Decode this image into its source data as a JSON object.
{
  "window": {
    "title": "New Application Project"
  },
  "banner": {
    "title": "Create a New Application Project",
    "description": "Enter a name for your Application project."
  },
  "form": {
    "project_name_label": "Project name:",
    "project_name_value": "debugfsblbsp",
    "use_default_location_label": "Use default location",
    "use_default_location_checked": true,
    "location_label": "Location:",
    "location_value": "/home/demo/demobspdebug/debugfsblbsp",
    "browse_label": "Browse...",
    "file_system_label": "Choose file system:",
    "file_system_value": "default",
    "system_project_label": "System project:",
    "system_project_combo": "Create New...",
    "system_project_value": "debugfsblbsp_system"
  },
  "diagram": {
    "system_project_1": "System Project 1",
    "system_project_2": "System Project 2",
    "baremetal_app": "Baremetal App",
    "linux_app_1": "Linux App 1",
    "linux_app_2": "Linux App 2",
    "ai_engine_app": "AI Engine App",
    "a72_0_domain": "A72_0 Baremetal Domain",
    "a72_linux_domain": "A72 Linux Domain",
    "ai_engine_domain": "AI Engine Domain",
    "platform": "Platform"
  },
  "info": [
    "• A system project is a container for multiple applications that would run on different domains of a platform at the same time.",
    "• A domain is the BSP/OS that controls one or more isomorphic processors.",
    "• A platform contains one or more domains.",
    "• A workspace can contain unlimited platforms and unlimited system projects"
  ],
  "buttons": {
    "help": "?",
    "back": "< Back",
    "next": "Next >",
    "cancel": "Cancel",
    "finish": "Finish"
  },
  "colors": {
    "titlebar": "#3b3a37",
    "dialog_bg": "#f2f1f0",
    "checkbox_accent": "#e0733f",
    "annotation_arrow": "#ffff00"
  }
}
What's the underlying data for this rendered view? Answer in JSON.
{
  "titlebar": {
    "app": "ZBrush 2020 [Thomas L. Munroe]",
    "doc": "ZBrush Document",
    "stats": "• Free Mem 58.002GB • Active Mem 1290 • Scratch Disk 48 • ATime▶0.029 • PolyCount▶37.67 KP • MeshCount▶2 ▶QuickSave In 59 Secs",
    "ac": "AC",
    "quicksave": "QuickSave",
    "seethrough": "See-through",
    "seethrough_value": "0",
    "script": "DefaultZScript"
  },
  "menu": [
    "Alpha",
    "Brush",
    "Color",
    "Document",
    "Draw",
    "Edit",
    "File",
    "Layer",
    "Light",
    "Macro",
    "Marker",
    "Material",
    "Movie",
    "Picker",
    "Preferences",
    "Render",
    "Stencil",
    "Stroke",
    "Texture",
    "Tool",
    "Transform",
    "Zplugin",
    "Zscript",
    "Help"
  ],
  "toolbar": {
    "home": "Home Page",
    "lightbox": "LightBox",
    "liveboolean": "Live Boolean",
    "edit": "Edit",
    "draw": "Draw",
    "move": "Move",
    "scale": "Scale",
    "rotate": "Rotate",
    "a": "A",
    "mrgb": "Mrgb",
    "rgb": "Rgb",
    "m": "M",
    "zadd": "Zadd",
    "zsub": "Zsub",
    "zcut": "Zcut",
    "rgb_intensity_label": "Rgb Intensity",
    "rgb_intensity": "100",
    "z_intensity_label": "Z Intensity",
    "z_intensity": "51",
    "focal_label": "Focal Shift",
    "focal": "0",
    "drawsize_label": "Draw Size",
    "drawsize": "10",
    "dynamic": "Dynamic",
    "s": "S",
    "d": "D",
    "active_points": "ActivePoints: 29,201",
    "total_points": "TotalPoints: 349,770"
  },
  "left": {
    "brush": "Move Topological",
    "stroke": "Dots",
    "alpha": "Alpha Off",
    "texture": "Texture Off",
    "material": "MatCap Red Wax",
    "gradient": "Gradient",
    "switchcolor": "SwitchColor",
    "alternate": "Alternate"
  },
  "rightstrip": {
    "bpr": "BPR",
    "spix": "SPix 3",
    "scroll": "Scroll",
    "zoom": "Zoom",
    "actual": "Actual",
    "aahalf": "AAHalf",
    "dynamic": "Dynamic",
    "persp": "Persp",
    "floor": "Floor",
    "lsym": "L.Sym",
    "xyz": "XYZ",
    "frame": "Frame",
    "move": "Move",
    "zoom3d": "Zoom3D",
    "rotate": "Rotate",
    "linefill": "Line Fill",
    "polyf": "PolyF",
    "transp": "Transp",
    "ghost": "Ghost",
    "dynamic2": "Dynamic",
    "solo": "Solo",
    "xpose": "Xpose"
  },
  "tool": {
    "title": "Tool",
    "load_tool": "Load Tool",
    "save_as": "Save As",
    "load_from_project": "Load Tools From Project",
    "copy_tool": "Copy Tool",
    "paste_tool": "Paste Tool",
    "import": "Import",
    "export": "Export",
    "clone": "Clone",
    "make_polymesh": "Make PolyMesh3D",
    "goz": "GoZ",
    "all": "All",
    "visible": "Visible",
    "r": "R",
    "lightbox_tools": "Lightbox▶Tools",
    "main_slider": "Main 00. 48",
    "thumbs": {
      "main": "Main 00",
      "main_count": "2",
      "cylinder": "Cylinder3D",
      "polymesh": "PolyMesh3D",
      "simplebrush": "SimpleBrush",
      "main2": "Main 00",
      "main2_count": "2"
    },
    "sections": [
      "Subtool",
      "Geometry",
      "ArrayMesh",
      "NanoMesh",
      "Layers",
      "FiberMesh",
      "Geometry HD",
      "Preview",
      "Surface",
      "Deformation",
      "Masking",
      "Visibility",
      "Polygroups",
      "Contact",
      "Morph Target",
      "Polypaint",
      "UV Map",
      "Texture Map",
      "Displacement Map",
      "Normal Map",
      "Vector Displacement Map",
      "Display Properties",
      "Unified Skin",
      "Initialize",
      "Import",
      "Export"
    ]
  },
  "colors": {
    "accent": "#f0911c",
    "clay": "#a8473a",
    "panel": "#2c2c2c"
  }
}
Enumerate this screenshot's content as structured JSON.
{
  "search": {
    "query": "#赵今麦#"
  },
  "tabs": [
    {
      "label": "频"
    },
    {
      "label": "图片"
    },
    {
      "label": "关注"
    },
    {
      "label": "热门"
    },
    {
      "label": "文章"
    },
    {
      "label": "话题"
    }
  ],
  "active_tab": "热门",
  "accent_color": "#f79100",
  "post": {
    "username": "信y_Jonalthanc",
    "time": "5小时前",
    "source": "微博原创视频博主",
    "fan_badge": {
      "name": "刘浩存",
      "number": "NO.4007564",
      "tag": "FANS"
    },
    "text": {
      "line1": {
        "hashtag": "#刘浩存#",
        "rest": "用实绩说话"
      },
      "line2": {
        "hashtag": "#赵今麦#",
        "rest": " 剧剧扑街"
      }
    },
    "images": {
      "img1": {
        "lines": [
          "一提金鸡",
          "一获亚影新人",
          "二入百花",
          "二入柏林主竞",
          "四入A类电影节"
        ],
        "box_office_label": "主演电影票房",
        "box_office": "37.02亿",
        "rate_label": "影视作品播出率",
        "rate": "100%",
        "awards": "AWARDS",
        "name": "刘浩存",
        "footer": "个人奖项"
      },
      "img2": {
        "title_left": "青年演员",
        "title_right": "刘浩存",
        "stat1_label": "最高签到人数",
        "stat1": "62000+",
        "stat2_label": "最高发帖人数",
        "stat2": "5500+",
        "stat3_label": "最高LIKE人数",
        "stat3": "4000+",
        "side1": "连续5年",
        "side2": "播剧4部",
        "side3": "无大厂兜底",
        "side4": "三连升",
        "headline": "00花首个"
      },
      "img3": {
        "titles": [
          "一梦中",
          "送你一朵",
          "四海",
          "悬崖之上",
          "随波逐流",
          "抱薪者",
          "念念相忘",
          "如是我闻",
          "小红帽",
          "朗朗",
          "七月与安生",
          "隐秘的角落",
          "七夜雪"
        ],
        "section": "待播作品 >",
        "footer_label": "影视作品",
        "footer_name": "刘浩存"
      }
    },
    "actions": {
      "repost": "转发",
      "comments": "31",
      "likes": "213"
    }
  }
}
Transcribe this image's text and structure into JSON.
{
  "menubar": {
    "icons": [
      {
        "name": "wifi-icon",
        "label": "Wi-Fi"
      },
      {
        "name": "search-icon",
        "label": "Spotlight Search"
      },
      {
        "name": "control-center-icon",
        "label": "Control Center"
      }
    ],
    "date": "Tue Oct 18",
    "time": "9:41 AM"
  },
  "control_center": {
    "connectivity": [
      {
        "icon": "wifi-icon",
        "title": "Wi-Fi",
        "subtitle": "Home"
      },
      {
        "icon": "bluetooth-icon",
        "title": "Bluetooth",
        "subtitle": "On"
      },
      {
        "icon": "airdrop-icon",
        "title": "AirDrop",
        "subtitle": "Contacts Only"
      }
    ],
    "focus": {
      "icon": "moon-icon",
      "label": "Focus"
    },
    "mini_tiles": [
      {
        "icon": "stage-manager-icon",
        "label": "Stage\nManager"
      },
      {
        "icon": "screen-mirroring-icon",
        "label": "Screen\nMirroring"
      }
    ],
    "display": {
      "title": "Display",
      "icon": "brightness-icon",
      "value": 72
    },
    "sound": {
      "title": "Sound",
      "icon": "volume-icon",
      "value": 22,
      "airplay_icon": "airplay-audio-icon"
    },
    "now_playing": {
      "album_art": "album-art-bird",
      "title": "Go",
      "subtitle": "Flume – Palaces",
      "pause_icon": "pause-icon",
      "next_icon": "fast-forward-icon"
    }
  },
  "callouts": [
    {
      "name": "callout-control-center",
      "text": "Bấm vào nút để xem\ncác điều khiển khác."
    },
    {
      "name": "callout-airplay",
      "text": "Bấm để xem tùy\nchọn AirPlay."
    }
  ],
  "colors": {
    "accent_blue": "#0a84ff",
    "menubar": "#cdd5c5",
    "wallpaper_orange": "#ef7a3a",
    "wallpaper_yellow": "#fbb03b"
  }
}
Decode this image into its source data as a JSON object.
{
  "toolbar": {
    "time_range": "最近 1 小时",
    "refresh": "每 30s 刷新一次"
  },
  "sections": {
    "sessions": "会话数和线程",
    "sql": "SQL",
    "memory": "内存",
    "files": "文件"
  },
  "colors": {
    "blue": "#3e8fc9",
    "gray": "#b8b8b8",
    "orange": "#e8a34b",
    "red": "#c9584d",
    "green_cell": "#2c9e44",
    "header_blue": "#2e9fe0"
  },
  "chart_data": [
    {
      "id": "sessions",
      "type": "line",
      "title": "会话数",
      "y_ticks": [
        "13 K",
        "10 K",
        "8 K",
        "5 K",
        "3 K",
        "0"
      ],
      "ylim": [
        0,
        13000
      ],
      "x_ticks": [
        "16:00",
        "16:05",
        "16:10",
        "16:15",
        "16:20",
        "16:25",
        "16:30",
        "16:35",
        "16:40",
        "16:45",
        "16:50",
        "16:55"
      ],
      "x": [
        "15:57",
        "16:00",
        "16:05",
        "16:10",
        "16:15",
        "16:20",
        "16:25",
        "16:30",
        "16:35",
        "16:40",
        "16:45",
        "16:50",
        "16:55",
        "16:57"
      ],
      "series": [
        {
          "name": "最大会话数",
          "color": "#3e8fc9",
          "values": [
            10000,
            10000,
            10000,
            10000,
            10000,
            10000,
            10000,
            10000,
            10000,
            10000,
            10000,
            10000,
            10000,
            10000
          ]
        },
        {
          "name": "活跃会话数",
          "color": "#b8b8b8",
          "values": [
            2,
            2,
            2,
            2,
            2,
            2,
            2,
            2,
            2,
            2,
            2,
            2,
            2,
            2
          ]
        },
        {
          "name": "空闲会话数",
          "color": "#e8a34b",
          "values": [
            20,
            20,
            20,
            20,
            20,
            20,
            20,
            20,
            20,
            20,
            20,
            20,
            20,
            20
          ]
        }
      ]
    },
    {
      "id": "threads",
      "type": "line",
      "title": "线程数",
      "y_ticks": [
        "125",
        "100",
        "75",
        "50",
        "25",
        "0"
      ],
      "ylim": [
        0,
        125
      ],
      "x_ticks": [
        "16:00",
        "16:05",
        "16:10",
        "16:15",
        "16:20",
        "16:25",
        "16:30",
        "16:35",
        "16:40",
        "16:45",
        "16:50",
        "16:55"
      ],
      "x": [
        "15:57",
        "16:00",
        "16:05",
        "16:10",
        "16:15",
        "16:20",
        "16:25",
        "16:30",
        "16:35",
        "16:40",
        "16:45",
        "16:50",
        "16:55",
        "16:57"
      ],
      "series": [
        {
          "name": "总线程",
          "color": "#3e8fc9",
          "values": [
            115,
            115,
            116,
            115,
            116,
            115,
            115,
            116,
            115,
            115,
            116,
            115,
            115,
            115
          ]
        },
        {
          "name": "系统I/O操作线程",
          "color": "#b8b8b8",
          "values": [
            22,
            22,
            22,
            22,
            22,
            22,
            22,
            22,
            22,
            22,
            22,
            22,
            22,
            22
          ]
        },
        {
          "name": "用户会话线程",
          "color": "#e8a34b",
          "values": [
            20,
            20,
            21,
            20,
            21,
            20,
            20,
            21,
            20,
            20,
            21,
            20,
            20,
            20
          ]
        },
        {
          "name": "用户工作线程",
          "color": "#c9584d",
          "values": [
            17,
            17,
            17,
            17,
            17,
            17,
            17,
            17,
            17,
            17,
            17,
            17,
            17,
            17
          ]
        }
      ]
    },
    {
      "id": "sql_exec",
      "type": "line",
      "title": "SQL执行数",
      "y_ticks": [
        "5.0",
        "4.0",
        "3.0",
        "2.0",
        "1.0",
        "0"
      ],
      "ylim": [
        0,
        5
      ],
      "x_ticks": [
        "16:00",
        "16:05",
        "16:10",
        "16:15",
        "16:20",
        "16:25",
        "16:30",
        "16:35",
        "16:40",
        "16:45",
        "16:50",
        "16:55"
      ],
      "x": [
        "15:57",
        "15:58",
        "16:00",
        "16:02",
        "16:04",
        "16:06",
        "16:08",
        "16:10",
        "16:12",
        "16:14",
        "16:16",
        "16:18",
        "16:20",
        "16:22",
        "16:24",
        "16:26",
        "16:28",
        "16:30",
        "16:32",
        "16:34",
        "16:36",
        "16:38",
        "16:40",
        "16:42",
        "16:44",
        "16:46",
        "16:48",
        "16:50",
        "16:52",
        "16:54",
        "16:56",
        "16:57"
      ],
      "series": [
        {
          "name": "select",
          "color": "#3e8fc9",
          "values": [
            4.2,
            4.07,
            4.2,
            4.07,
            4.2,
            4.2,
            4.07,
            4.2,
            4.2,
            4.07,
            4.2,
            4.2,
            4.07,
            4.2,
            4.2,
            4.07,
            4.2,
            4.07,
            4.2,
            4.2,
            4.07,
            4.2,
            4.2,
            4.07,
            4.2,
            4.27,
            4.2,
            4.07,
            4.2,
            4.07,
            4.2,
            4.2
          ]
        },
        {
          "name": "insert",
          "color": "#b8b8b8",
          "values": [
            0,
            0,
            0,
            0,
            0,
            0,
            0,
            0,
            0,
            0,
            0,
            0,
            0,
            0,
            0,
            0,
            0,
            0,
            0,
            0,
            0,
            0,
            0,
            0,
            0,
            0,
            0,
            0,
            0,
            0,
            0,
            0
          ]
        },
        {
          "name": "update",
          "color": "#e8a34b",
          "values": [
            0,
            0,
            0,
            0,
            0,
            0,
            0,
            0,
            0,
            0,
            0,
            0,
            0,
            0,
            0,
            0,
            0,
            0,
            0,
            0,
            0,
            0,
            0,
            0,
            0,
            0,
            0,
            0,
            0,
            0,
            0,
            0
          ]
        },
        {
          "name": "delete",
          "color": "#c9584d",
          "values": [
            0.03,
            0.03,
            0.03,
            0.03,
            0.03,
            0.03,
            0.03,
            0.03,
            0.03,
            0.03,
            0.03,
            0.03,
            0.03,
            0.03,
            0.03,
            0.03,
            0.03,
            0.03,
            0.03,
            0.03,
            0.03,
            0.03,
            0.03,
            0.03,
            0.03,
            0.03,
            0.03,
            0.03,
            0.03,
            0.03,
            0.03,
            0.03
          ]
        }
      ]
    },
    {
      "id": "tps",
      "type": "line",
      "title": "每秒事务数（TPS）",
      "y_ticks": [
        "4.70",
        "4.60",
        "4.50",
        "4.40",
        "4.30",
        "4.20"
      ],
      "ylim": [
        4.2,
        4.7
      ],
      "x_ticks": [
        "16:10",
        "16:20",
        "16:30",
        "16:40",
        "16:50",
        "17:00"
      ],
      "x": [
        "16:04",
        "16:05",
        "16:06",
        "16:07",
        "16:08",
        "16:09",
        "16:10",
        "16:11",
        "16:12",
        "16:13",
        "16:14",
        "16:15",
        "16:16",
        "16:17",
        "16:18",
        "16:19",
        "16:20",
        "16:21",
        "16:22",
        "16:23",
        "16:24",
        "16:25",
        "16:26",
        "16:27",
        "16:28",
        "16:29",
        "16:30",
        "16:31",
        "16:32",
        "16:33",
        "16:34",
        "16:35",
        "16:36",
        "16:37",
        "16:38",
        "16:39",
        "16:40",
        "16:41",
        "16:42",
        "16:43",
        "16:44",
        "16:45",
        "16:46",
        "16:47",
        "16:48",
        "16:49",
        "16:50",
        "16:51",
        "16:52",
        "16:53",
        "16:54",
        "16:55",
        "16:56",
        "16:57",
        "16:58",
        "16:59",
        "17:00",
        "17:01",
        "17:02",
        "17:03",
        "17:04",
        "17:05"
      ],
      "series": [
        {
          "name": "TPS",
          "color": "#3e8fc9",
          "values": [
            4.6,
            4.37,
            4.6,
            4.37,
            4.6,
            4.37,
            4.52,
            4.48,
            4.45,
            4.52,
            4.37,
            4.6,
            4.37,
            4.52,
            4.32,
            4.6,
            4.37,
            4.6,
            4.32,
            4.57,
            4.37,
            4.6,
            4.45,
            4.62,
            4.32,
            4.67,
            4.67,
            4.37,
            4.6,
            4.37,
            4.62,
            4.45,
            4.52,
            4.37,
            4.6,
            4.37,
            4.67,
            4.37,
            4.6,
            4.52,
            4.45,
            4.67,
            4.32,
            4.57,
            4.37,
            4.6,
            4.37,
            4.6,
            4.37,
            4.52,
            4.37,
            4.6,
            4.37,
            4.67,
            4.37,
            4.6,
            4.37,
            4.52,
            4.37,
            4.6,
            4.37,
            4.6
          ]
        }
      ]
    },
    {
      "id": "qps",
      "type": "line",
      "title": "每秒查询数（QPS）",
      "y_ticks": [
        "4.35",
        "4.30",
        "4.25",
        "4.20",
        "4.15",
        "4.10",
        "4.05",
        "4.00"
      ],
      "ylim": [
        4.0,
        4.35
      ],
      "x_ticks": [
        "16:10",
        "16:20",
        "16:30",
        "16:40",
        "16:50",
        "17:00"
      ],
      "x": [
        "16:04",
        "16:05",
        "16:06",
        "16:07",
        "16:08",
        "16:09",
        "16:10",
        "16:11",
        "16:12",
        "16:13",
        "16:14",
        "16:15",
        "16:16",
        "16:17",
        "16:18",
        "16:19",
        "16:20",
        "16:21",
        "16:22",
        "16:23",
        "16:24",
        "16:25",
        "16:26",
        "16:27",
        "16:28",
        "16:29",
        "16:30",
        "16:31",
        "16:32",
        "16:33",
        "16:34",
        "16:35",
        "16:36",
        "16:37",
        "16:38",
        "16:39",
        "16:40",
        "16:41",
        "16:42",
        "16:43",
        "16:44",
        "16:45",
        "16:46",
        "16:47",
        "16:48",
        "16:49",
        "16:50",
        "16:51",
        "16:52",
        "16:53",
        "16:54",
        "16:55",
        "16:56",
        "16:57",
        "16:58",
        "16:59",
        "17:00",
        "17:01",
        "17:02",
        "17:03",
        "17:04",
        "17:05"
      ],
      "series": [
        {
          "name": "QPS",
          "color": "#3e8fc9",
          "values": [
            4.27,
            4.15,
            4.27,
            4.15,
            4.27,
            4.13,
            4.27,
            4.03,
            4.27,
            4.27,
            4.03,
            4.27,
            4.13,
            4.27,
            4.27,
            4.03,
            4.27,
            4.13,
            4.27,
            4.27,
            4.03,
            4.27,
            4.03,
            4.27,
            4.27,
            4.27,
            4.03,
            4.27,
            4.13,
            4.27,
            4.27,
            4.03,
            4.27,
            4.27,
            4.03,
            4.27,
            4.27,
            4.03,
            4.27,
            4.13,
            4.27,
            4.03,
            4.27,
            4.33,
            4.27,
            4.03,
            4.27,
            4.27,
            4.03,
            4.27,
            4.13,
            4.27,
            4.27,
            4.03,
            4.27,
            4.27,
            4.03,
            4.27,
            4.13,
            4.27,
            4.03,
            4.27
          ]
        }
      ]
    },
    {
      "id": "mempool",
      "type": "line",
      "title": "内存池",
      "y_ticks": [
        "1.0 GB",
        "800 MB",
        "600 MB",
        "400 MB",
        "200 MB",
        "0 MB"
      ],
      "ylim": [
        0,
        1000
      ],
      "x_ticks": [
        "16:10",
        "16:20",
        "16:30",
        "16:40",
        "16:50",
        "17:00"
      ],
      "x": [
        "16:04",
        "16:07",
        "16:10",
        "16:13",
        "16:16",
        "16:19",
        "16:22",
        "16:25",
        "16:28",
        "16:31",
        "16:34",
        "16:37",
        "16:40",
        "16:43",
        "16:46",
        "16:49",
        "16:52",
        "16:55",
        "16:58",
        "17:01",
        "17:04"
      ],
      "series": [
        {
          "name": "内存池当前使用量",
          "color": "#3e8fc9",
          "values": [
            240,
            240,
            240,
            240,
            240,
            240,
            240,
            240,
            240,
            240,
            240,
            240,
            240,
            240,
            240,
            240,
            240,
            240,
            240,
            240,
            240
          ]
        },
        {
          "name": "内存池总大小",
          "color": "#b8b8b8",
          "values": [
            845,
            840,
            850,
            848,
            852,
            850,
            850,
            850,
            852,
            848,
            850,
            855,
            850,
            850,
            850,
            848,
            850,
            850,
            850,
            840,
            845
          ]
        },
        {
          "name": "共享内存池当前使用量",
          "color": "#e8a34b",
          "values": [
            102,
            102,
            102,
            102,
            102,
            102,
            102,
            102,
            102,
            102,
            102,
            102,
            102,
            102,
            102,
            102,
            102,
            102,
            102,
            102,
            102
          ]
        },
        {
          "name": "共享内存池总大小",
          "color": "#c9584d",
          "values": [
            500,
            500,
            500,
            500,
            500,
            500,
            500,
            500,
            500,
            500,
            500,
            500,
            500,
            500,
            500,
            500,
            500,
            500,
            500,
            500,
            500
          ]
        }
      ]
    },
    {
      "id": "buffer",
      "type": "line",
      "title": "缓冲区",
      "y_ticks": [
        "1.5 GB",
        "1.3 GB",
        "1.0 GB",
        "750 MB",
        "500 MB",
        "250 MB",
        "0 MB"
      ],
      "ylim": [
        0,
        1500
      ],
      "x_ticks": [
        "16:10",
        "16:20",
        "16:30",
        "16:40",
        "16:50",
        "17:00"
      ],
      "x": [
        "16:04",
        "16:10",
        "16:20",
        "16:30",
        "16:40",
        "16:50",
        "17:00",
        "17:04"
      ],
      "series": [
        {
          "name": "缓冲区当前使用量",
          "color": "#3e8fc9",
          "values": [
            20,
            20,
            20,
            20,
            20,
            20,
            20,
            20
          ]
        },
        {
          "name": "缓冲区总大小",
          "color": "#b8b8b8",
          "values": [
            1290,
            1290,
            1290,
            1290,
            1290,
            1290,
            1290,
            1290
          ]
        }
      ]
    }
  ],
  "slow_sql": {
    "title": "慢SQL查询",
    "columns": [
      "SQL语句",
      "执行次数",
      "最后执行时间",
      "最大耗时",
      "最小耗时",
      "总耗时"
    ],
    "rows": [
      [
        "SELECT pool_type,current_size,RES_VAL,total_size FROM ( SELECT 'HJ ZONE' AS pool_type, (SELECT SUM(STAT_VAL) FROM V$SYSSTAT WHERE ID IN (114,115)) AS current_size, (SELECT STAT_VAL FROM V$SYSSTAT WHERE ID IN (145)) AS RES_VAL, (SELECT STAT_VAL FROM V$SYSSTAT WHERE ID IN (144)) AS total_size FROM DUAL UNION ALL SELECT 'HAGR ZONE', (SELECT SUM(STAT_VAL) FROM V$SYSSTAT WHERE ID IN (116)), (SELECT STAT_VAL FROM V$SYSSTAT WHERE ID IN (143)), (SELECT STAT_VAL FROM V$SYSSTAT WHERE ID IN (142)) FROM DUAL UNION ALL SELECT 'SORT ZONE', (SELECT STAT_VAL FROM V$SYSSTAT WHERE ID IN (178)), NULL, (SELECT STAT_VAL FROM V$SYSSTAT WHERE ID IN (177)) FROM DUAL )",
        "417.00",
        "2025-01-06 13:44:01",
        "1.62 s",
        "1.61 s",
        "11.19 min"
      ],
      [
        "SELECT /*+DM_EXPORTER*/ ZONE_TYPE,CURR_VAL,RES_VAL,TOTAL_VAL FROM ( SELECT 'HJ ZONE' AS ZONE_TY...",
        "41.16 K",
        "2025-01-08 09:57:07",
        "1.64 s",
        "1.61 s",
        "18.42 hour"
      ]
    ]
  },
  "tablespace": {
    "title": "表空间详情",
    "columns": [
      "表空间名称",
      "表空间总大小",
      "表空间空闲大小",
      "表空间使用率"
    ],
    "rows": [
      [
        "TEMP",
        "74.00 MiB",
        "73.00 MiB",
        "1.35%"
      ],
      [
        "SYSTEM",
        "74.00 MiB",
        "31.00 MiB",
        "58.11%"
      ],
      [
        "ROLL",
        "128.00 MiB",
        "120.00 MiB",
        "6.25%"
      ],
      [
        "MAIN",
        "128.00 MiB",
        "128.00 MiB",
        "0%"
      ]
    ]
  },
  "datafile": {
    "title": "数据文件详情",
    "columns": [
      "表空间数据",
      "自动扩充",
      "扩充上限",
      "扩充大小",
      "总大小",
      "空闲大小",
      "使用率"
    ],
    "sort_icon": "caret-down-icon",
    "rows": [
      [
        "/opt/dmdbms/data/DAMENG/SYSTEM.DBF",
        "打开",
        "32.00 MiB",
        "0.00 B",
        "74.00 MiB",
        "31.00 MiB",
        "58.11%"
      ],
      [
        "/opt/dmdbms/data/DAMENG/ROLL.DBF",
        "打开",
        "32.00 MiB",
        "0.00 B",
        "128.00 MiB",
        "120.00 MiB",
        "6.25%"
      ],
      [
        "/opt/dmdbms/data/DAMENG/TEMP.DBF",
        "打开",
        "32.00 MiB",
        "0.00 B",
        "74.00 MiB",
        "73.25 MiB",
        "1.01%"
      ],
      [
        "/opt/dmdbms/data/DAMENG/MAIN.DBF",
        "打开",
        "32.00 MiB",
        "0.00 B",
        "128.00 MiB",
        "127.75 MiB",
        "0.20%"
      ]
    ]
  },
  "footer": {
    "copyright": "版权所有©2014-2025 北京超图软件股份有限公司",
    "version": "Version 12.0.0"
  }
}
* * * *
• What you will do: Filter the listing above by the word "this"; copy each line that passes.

• Written response:
Decode this image into its source data as a JSON object.
What's the underlying data for this rendered view? Answer in JSON.
Enumerate this screenshot's content as structured JSON.
Transcribe this image's text and structure into JSON.
Decode this image into its source data as a JSON object.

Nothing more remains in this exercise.